Oranges require free-draining but well-nourished soil, so unless you’ve been blessed with very fertile ground, enrich your site soil at planting. Work a few bucket loads of well-rotted manure into the planting hole, or substitute with a single bucket load of chook pellets. Add some rock minerals to supply slow release nutrients and, after planting, water the tree in well with seaweed extract.

To keep your tree happy over the long term, keep it very well fed. Apply chook pellets or manure at the start of every season, and supplement this during very wet weather with a fast-acting liquid feed such as fish emulsion. Water your orange tree deeply during dry spells and maintain a layer of sugarcane or lucerne mulch.

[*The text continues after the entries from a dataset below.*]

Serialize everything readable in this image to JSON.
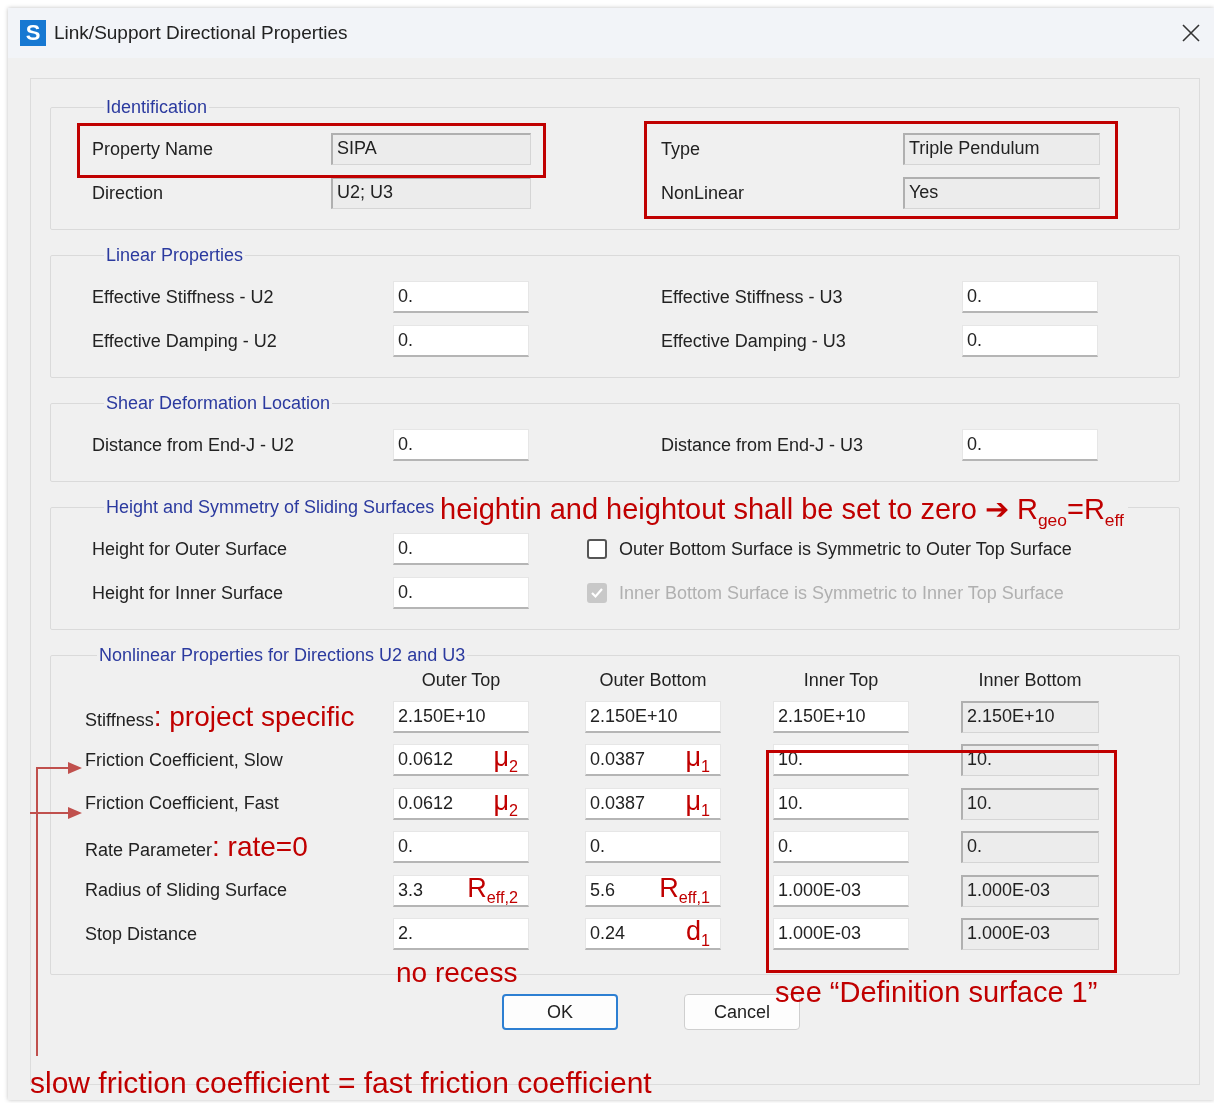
{
  "window": {
    "icon_letter": "S",
    "title": "Link/Support Directional Properties"
  },
  "identification": {
    "title": "Identification",
    "left": [
      {
        "label": "Property Name",
        "value": "SIPA",
        "readonly": true
      },
      {
        "label": "Direction",
        "value": "U2; U3",
        "readonly": true
      }
    ],
    "right": [
      {
        "label": "Type",
        "value": "Triple Pendulum",
        "readonly": true
      },
      {
        "label": "NonLinear",
        "value": "Yes",
        "readonly": true
      }
    ]
  },
  "linear": {
    "title": "Linear Properties",
    "left": [
      {
        "label": "Effective Stiffness - U2",
        "value": "0.",
        "readonly": false
      },
      {
        "label": "Effective Damping - U2",
        "value": "0.",
        "readonly": false
      }
    ],
    "right": [
      {
        "label": "Effective Stiffness - U3",
        "value": "0.",
        "readonly": false
      },
      {
        "label": "Effective Damping - U3",
        "value": "0.",
        "readonly": false
      }
    ]
  },
  "shear": {
    "title": "Shear Deformation Location",
    "left": [
      {
        "label": "Distance from End-J - U2",
        "value": "0.",
        "readonly": false
      }
    ],
    "right": [
      {
        "label": "Distance from End-J - U3",
        "value": "0.",
        "readonly": false
      }
    ]
  },
  "height": {
    "title": "Height and Symmetry of Sliding Surfaces",
    "left": [
      {
        "label": "Height for Outer Surface",
        "value": "0.",
        "readonly": false
      },
      {
        "label": "Height for Inner Surface",
        "value": "0.",
        "readonly": false
      }
    ],
    "checkboxes": [
      {
        "label": "Outer Bottom Surface is Symmetric to Outer Top Surface",
        "checked": false,
        "disabled": false
      },
      {
        "label": "Inner Bottom Surface is Symmetric to Inner Top Surface",
        "checked": true,
        "disabled": true
      }
    ]
  },
  "nonlinear": {
    "title": "Nonlinear Properties for Directions U2 and U3",
    "columns": [
      "Outer Top",
      "Outer Bottom",
      "Inner Top",
      "Inner Bottom"
    ],
    "rows": [
      {
        "label": "Stiffness",
        "note": ": project specific",
        "cells": [
          {
            "value": "2.150E+10",
            "readonly": false
          },
          {
            "value": "2.150E+10",
            "readonly": false
          },
          {
            "value": "2.150E+10",
            "readonly": false
          },
          {
            "value": "2.150E+10",
            "readonly": true
          }
        ]
      },
      {
        "label": "Friction Coefficient, Slow",
        "cells": [
          {
            "value": "0.0612",
            "note": "μ$_{2}$",
            "readonly": false
          },
          {
            "value": "0.0387",
            "note": "μ$_{1}$",
            "readonly": false
          },
          {
            "value": "10.",
            "readonly": false
          },
          {
            "value": "10.",
            "readonly": true
          }
        ]
      },
      {
        "label": "Friction Coefficient, Fast",
        "cells": [
          {
            "value": "0.0612",
            "note": "μ$_{2}$",
            "readonly": false
          },
          {
            "value": "0.0387",
            "note": "μ$_{1}$",
            "readonly": false
          },
          {
            "value": "10.",
            "readonly": false
          },
          {
            "value": "10.",
            "readonly": true
          }
        ]
      },
      {
        "label": "Rate Parameter",
        "note": ": rate=0",
        "cells": [
          {
            "value": "0.",
            "readonly": false
          },
          {
            "value": "0.",
            "readonly": false
          },
          {
            "value": "0.",
            "readonly": false
          },
          {
            "value": "0.",
            "readonly": true
          }
        ]
      },
      {
        "label": "Radius of Sliding Surface",
        "cells": [
          {
            "value": "3.3",
            "note": "R$_{eff,2}$",
            "readonly": false
          },
          {
            "value": "5.6",
            "note": "R$_{eff,1}$",
            "readonly": false
          },
          {
            "value": "1.000E-03",
            "readonly": false
          },
          {
            "value": "1.000E-03",
            "readonly": true
          }
        ]
      },
      {
        "label": "Stop Distance",
        "cells": [
          {
            "value": "2.",
            "readonly": false
          },
          {
            "value": "0.24",
            "note": "d$_{1}$",
            "readonly": false
          },
          {
            "value": "1.000E-03",
            "readonly": false
          },
          {
            "value": "1.000E-03",
            "readonly": true
          }
        ]
      }
    ]
  },
  "buttons": [
    {
      "label": "OK",
      "default": true
    },
    {
      "label": "Cancel",
      "default": false
    }
  ],
  "annotations": {
    "height_note": "heightin and heightout shall be set to zero ➔ R$_{geo}$=R$_{eff}$",
    "stop_note": "no recess",
    "inner_note": "see “Definition surface 1”",
    "friction_note": "slow friction coefficient = fast friction coefficient"
  }
}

Linda with third generation citrus nurseryman, Mark Engall. Photo- Annette Marsh 


Citrus produce new growth near pruning cuts, so there’s no danger in shaping the tree to fit your space. We’ve seen them grown as espaliers, balls and open vases.



Oranges ripen from late autumn to late spring, depending on variety. Colour is an unreliable indicator of ripeness (Valencias can turn green, yet still be ripe), so the best advice I can offer is to pick a ripe-looking fruit and taste it. If it’s sweet, start harvesting. 

Harvest with a twisting–pulling action to break the stalk but not damage the button or the fruit. Do not pick cold or wet fruit, as the moisture will reduce shelf life. Fruit can be stored for several weeks in the crisper of the refrigerator.

 Array of winter citrus colour. Photo- Luisa Brimble

Pests and diseases

Citrus have a reputation for being at the mercy of all manner of pests and diseases. In reality, pests make a beeline for poorly nourished trees and can be avoided through good nutrition. It’s very hard to overfeed citrus trees.

Fruit fly can be an issue in spring, especially with thin-skinned navel oranges. Keep their numbers in check by using organic baits such as Eco-lure or Wild May. 

Scale - control with Eco-oil or Pest Oil.

Queensland fruit fly – use a fruit fly lure program, such as Eco-lure. Reduce threat by not leaving fruit on the tree beyond maturity.

Bronze orange bug - may reduce fruit production. Remove by hand before populations explode.

Citrus leaf miner - can damage new growth. Prune off affected shoots and spray regularly with Eco-oil or Pest Oil.



By having a number of varieties growing, oranges can be picked, fresh from the tree, for more than half the year. Here are our favourites:

Joppa: brought here by the First Fleet, this is an underrated backyard orange. The tree is a strong grower, producing mid-winter fruit that is flavourful and juicy, with only a few seeds. It crops consistently every year.

Washington navel: matures in May and June. The fruit holds on the tree for several months. In some coastal areas excessive summer fruit drop results in poor harvests so a better choice for inland gardeners.

Valencia: matures in September and October. Fruit will remain on the tree for six months if not damaged by fruit fly or black spot. Mainly grown commercially for juicing. Best for frosty areas.

Blood oranges: Choose ‘Arnold Blood’, found by Mike Arnold in South Australia. This variety produces a good red pigmentation in Sydney and coastal climates, although colour is best where differences between day and night temperatures are greatest. The small fruit ripens mid-winter and has a distinctive tang. The tree is small and bushy – good for pots or a small garden.

Seville: the marmalade orange, with bitter, flattish fruit. Ripens mid-winter.

Cara Cara: a pink-fleshed navel orange.

Washington Navel: a relatively compact tree that bears large, sweet oranges. Ripens early winter.


Text: Linda Ross & Justin Russell

About this article

Author: Linda Ross & Justin Russell